Was it so hard to imagine that many anarchists wouldn’t like flags with the names of our comrades to be handed over to mayors and administrators? We are a component of this struggle (which, saying it en passant, is also paying a considerable price in terms of repression). This doesn’t make us either superior – we tend to be disgusted by those who speculate on their comrades inside in order to gain ‘political importance’ – but it doesn’t make us subordinate to anyone either.
A minority position? It could be, but for us nothing has ever been a question of numbers. We started being a part of this struggle well before its media exposure, precisely because we sincerely agreed with the objective. There are a thousand reasons why we gave our modest contribution against the TAV – the promise we made after Sole and Baleno’s deaths, for one – but none of these reasons is instrumental. Of course, we want to make the revolution, we want to do away with the State and capitalism. But the struggle against the TAV has never been a mere pretext, instrumental to something else; on the contrary it is an objective that we agreed with and still agree with thoroughly, even considering its limited range. We have put our hearts and minds in it.

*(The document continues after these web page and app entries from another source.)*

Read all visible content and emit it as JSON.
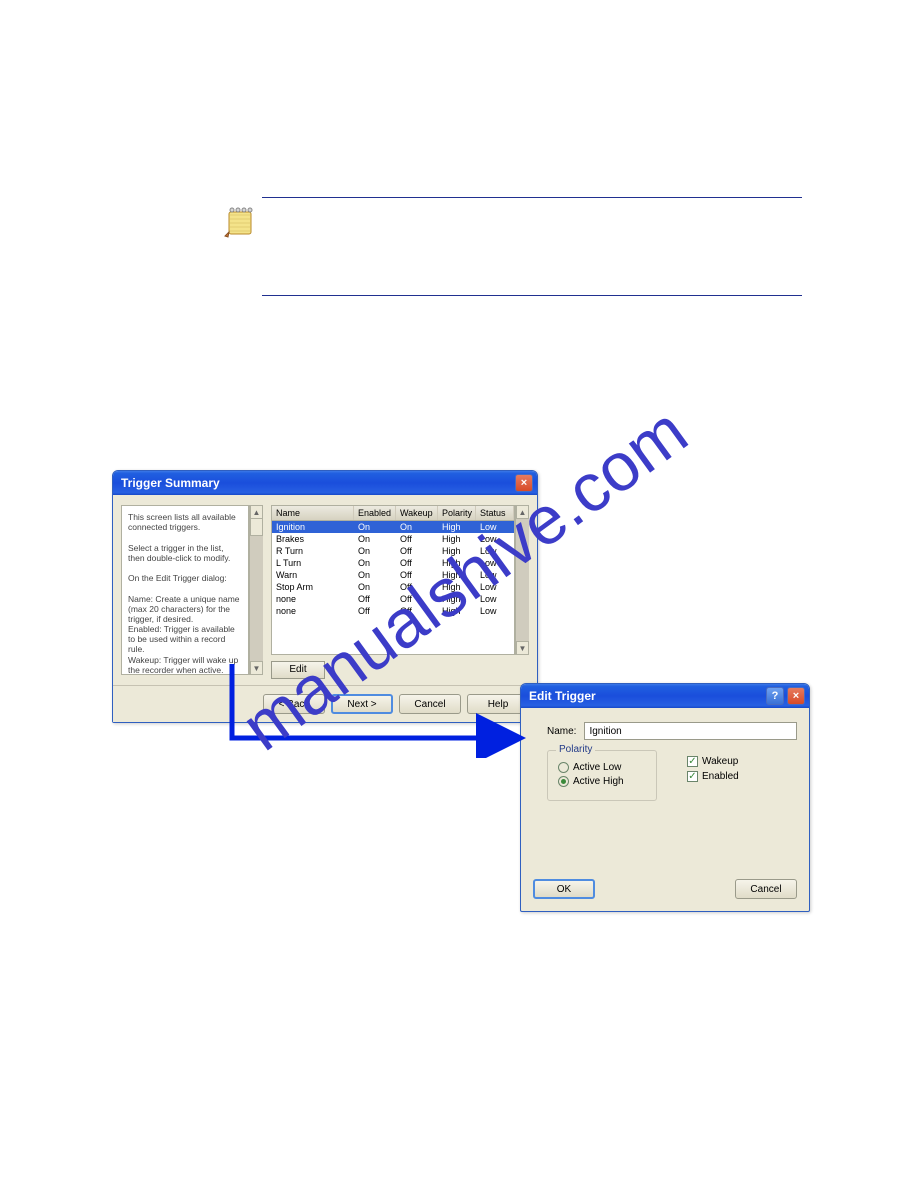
{
  "watermark": "manualshive.com",
  "triggerSummary": {
    "title": "Trigger Summary",
    "helpText": "This screen lists all available connected triggers.\n\nSelect a trigger in the list, then double-click to modify.\n\nOn the Edit Trigger dialog:\n\nName: Create a unique name (max 20 characters) for the trigger, if desired.\nEnabled: Trigger is available to be used within a record rule.\nWakeup: Trigger will wake up the recorder when active.\n\nNOTE: You require at least one wake-up trigger (typically the Ignition).\n\nPolarity: Active Low means the",
    "columns": {
      "name": "Name",
      "enabled": "Enabled",
      "wakeup": "Wakeup",
      "polarity": "Polarity",
      "status": "Status"
    },
    "rows": [
      {
        "name": "Ignition",
        "enabled": "On",
        "wakeup": "On",
        "polarity": "High",
        "status": "Low",
        "selected": true
      },
      {
        "name": "Brakes",
        "enabled": "On",
        "wakeup": "Off",
        "polarity": "High",
        "status": "Low"
      },
      {
        "name": "R Turn",
        "enabled": "On",
        "wakeup": "Off",
        "polarity": "High",
        "status": "Low"
      },
      {
        "name": "L Turn",
        "enabled": "On",
        "wakeup": "Off",
        "polarity": "High",
        "status": "Low"
      },
      {
        "name": "Warn",
        "enabled": "On",
        "wakeup": "Off",
        "polarity": "High",
        "status": "Low"
      },
      {
        "name": "Stop Arm",
        "enabled": "On",
        "wakeup": "Off",
        "polarity": "High",
        "status": "Low"
      },
      {
        "name": "none",
        "enabled": "Off",
        "wakeup": "Off",
        "polarity": "High",
        "status": "Low"
      },
      {
        "name": "none",
        "enabled": "Off",
        "wakeup": "Off",
        "polarity": "High",
        "status": "Low"
      }
    ],
    "edit_label": "Edit",
    "back_label": "< Back",
    "next_label": "Next >",
    "cancel_label": "Cancel",
    "help_label": "Help"
  },
  "editTrigger": {
    "title": "Edit Trigger",
    "name_label": "Name:",
    "name_value": "Ignition",
    "polarity_legend": "Polarity",
    "active_low_label": "Active Low",
    "active_high_label": "Active High",
    "polarity_value": "Active High",
    "wakeup_label": "Wakeup",
    "wakeup_checked": true,
    "enabled_label": "Enabled",
    "enabled_checked": true,
    "ok_label": "OK",
    "cancel_label": "Cancel"
  }
}
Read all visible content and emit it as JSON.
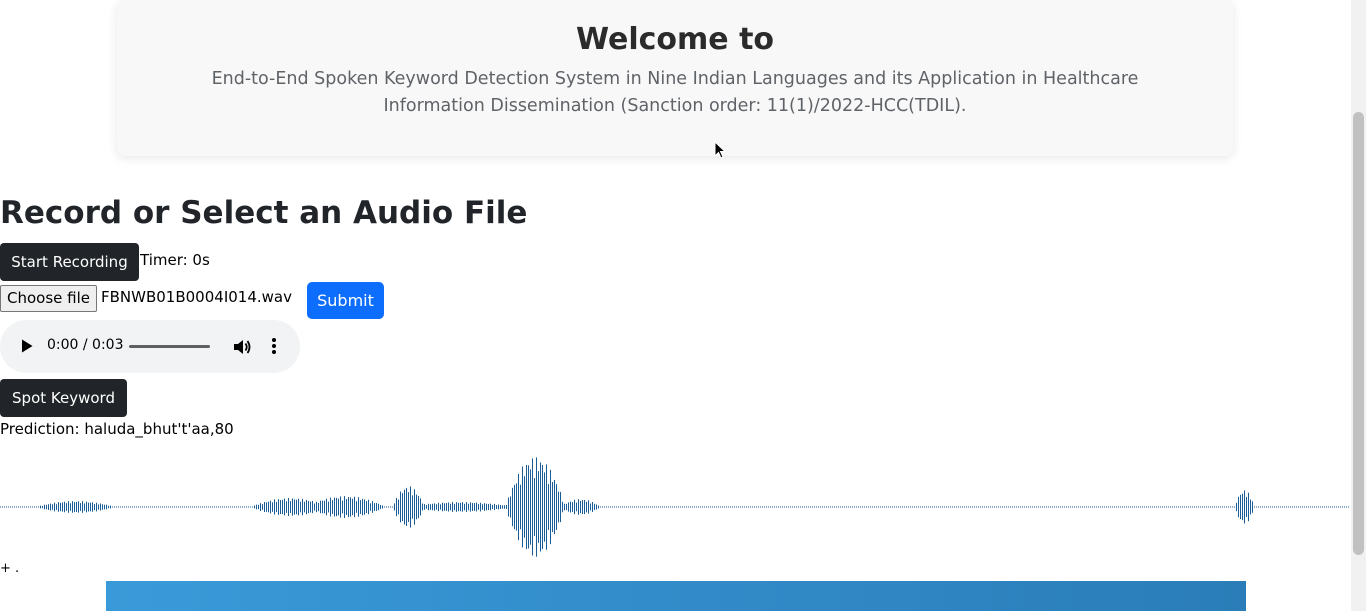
{
  "header": {
    "title": "Welcome to",
    "subtitle": "End-to-End Spoken Keyword Detection System in Nine Indian Languages and its Application in Healthcare Information Dissemination (Sanction order: 11(1)/2022-HCC(TDIL)."
  },
  "main": {
    "section_title": "Record or Select an Audio File",
    "start_recording_label": "Start Recording",
    "timer_text": "Timer: 0s",
    "choose_file_label": "Choose file",
    "file_name": "FBNWB01B0004I014.wav",
    "submit_label": "Submit",
    "audio": {
      "time_display": "0:00 / 0:03",
      "progress": 0
    },
    "spot_keyword_label": "Spot Keyword",
    "prediction_text": "Prediction: haluda_bhut't'aa,80",
    "footnote": "+ ."
  },
  "colors": {
    "waveform": "#1a5c96",
    "submit": "#0d6efd",
    "dark_button": "#212529",
    "banner_start": "#3a9ad9",
    "banner_end": "#2a7db8"
  },
  "icons": [
    "play-icon",
    "volume-icon",
    "more-options-icon",
    "mouse-cursor-icon"
  ]
}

Among the many possible forms of solidarity, it is not acceptable to choose for everybody what doesn’t belong to everybody. And a programme is a framework for all the people involved, which compels us to say clearly that we don’t agree with it. We respect differences, but we do so starting from our own, present in the struggle for what we are, we say and we do. Calculated silences don’t interest us. We have come to the camping all the same because a summer of struggle in the Valley is important for everybody. But we won’t sacrifice our values and methods for anybody and anything – not even for social revolution. Sectarians? No, honest with ourselves and others
This struggle holds many difficulties and there will be more to come. Another three comrades– to whom goes all our solidarity – are in jail. We take on the difficulties with all the generosity we are capable of, clear, always, with the comrades along the way (and along the paths).
13th July 2014
anarchists against a high speed world